Increase of safety, productivity and decrease of overall machine downtime have been key drivers for digitalization in mining. This process has however a cost that may have limited or slowed down some miners in deploying technologies at their site, due to a challenge in calculating and predicting ROI.
The fact is that without a proper long term plan of your data requirements, your technology expenditure can be significantly higher than expected over the course of several years. An open computing platform can create a bridge for deployment of multiple technologies over a period of time, supporting migration to a Digital Mine cost effectively.
Over the years, I’ve had several customers who were looking for network enhancements explain to me the value of the data they pull from their fleet equipment. While in most cases, hardware failure of a radio or computer on-board a truck or a shovel doesn’t prevent that equipment from moving ore, it certainly brings to a rapid halt the collection of the critical data associated with that activity.
Missing those loads in the productivity counts for the shift isn’t an option. In my customers’ view, that application data was just as critical as the physical material moved.
While it’s often a desire, there is rarely one technology that fits all. And wireless technology is no different in this context. Selection of the right wireless technology to meet the demands and scale of your environment, applications and data requirements really need to be considered before one starts looking at technology for your business.
This is a process that we typically break into 3 stages. The first stage, the discovery process, covers 3 main specific aspects about your business.
Since your mine relies on real-time access to production and asset-health data, the reliability of your mine’s wireless network is critical. And wireless networking in the mining environment presents a unique set of challenges.
The mining industry has ever increasing requirements for access to productivity and asset health information from in-pit and mobile devices, allowing the mine to adapt more quickly to changing requirements and conditions in the mine and resulting in greater productivity and safety decisions.
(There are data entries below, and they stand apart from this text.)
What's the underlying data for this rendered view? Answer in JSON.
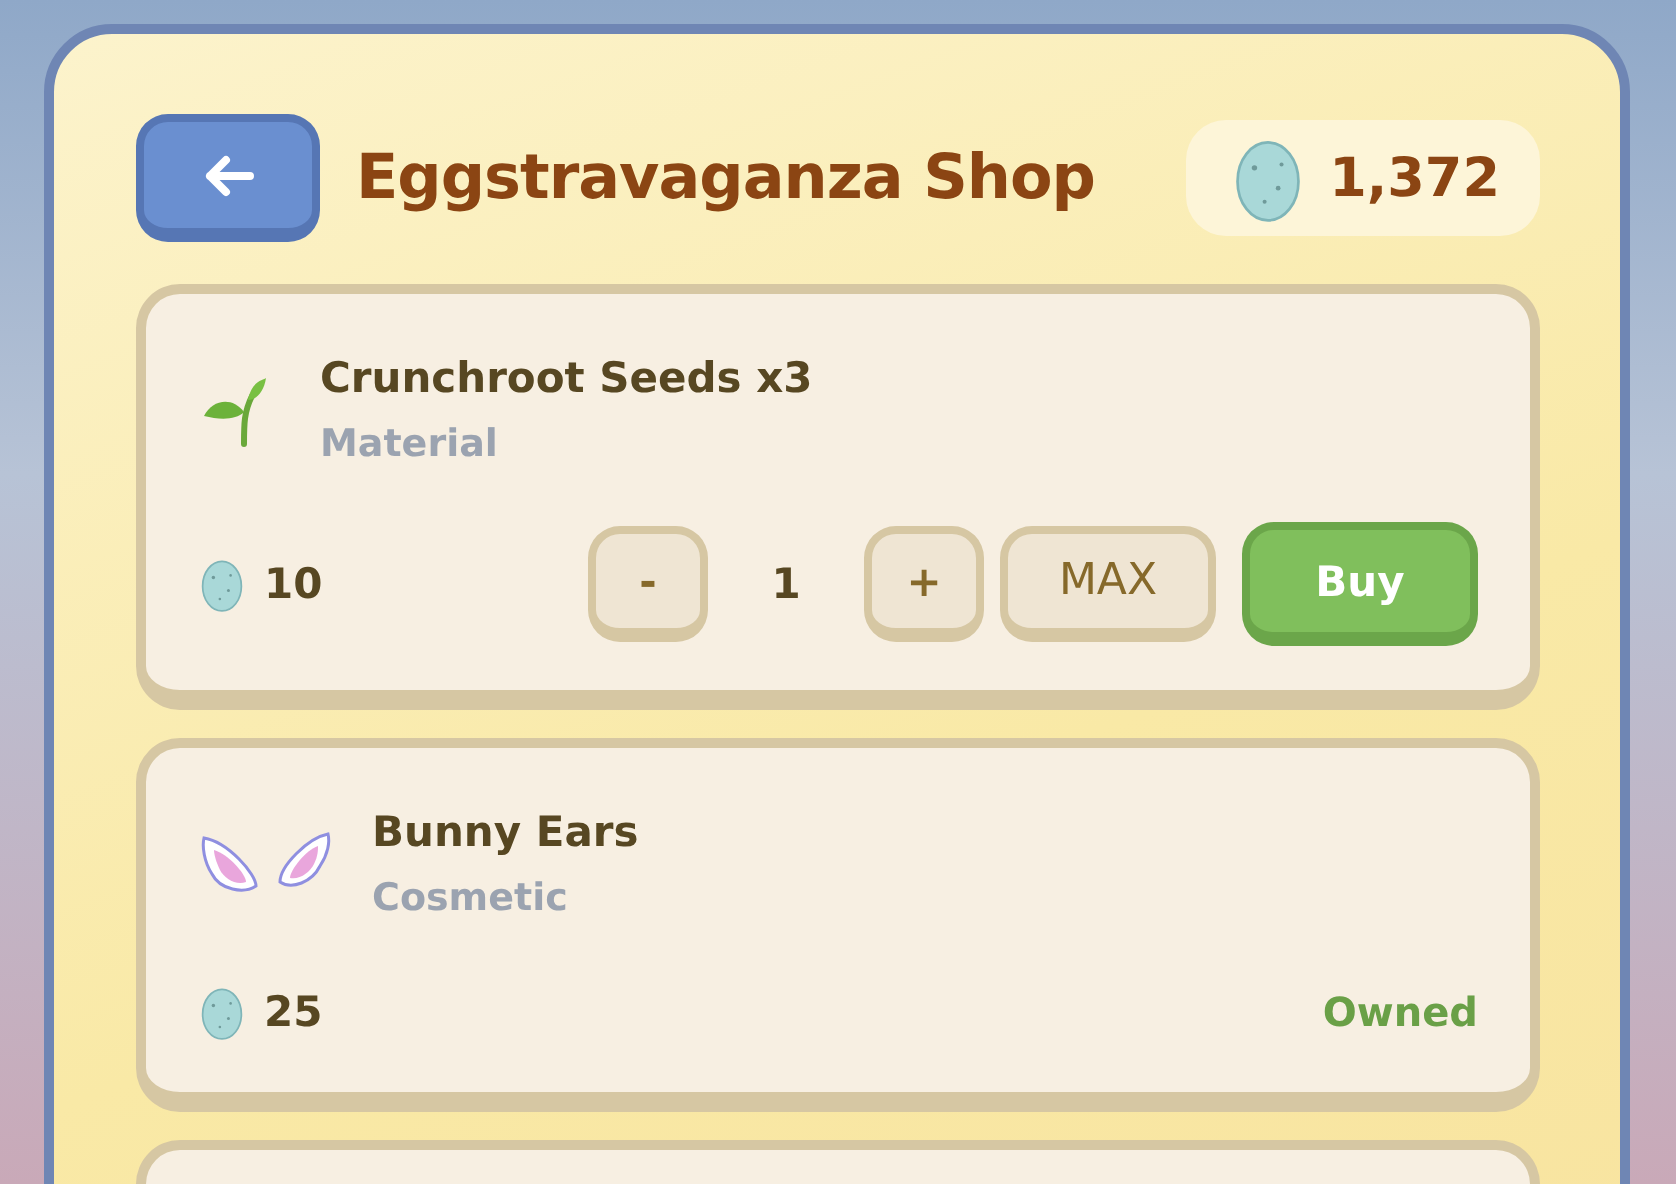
{
  "header": {
    "title": "Eggstravaganza Shop",
    "balance": "1,372"
  },
  "items": [
    {
      "kind": "buy",
      "name": "Crunchroot Seeds x3",
      "category": "Material",
      "price": "10",
      "decrement": "-",
      "quantity": "1",
      "increment": "+",
      "max": "MAX",
      "action": "Buy"
    },
    {
      "kind": "owned",
      "name": "Bunny Ears",
      "category": "Cosmetic",
      "price": "25",
      "status": "Owned"
    }
  ]
}
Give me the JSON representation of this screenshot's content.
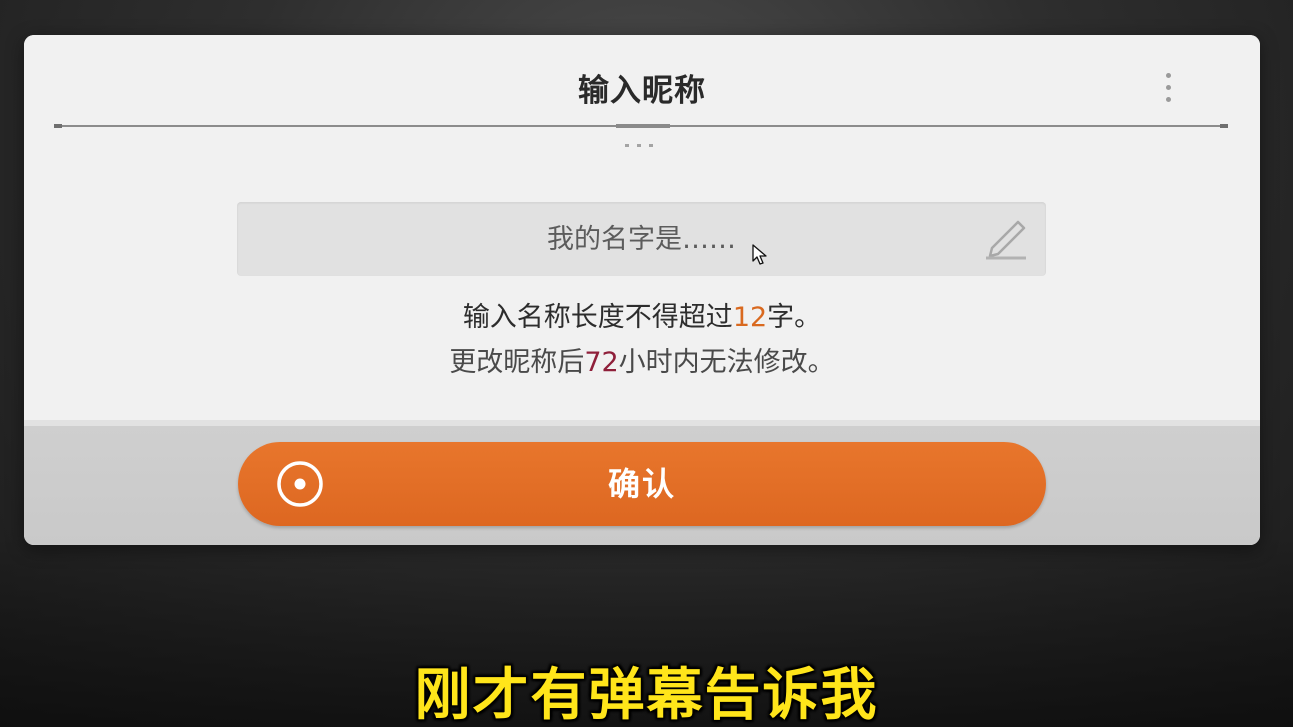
{
  "dialog": {
    "title": "输入昵称",
    "input": {
      "value": "",
      "placeholder": "我的名字是……"
    },
    "hint": {
      "line1_before": "输入名称长度不得超过",
      "line1_number": "12",
      "line1_after": "字。",
      "line2_before": "更改昵称后",
      "line2_number": "72",
      "line2_after": "小时内无法修改。"
    },
    "confirm_label": "确认"
  },
  "subtitle": "刚才有弹幕告诉我",
  "icons": {
    "more": "more-vertical-icon",
    "edit": "pencil-icon",
    "confirm": "radio-circle-icon",
    "cursor": "mouse-cursor-icon"
  },
  "colors": {
    "accent": "#e06b24",
    "limit_number": "#d9691f",
    "hours_number": "#8f1f3a",
    "subtitle": "#ffe51a"
  }
}
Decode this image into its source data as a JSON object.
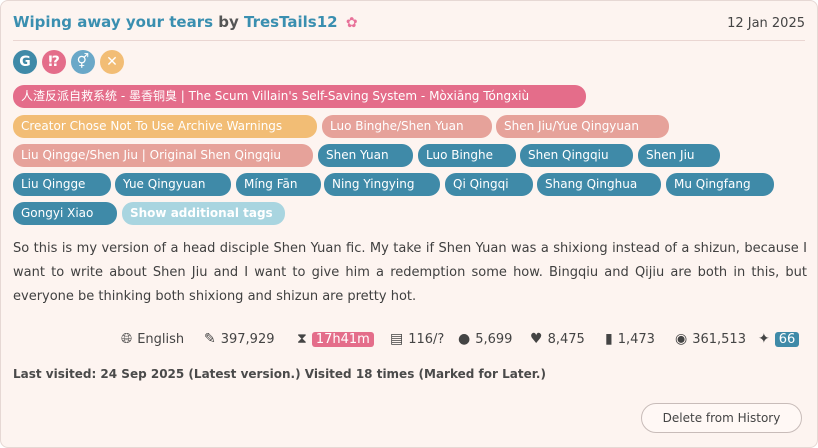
{
  "work": {
    "title": "Wiping away your tears",
    "by_text": "by",
    "author": "TresTails12",
    "date": "12 Jan 2025"
  },
  "required_icons": [
    {
      "symbol": "G",
      "name": "rating-general-icon",
      "color": "#3f8aa8"
    },
    {
      "symbol": "⁉",
      "name": "warning-icon",
      "color": "#e46d8a"
    },
    {
      "symbol": "⚥",
      "name": "category-multi-icon",
      "color": "#6aa8c8"
    },
    {
      "symbol": "✕",
      "name": "complete-status-icon",
      "color": "#f2bd75"
    }
  ],
  "tags": {
    "fandom": "人渣反派自救系统 - 墨香铜臭 | The Scum Villain's Self-Saving System - Mòxiāng Tóngxiù",
    "warning": "Creator Chose Not To Use Archive Warnings",
    "relationships": [
      "Luo Binghe/Shen Yuan",
      "Shen Jiu/Yue Qingyuan",
      "Liu Qingge/Shen Jiu | Original Shen Qingqiu"
    ],
    "characters": [
      "Shen Yuan",
      "Luo Binghe",
      "Shen Qingqiu",
      "Shen Jiu",
      "Liu Qingge",
      "Yue Qingyuan",
      "Míng Fān",
      "Ning Yingying",
      "Qi Qingqi",
      "Shang Qinghua",
      "Mu Qingfang",
      "Gongyi Xiao"
    ],
    "show_more": "Show additional tags"
  },
  "summary": "So this is my version of a head disciple Shen Yuan fic. My take if Shen Yuan was a shixiong instead of a shizun, because I want to write about Shen Jiu and I want to give him a redemption some how. Bingqiu and Qijiu are both in this, but everyone be thinking both shixiong and shizun are pretty hot.",
  "stats": {
    "language": "English",
    "words": "397,929",
    "reading_time": "17h41m",
    "chapters": "116/?",
    "comments": "5,699",
    "kudos": "8,475",
    "bookmarks": "1,473",
    "hits": "361,513",
    "extra": "66"
  },
  "visited": "Last visited: 24 Sep 2025 (Latest version.) Visited 18 times (Marked for Later.)",
  "delete_button": "Delete from History",
  "colors": {
    "title": "#3a8fb0",
    "fandom_tag": "#e46d8a",
    "warning_tag": "#f2bd75",
    "relationship_tag": "#e6a29a",
    "character_tag": "#3f8aa8",
    "more_tag": "#a9d5e0",
    "card_bg": "#fdf4f0"
  }
}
The collection of this data from the many connected in-field devices is known as the connected Internet of Things (IoT).
3D-P is pleased to announce the availability of high performance, cost effective wireless networks for underground mines.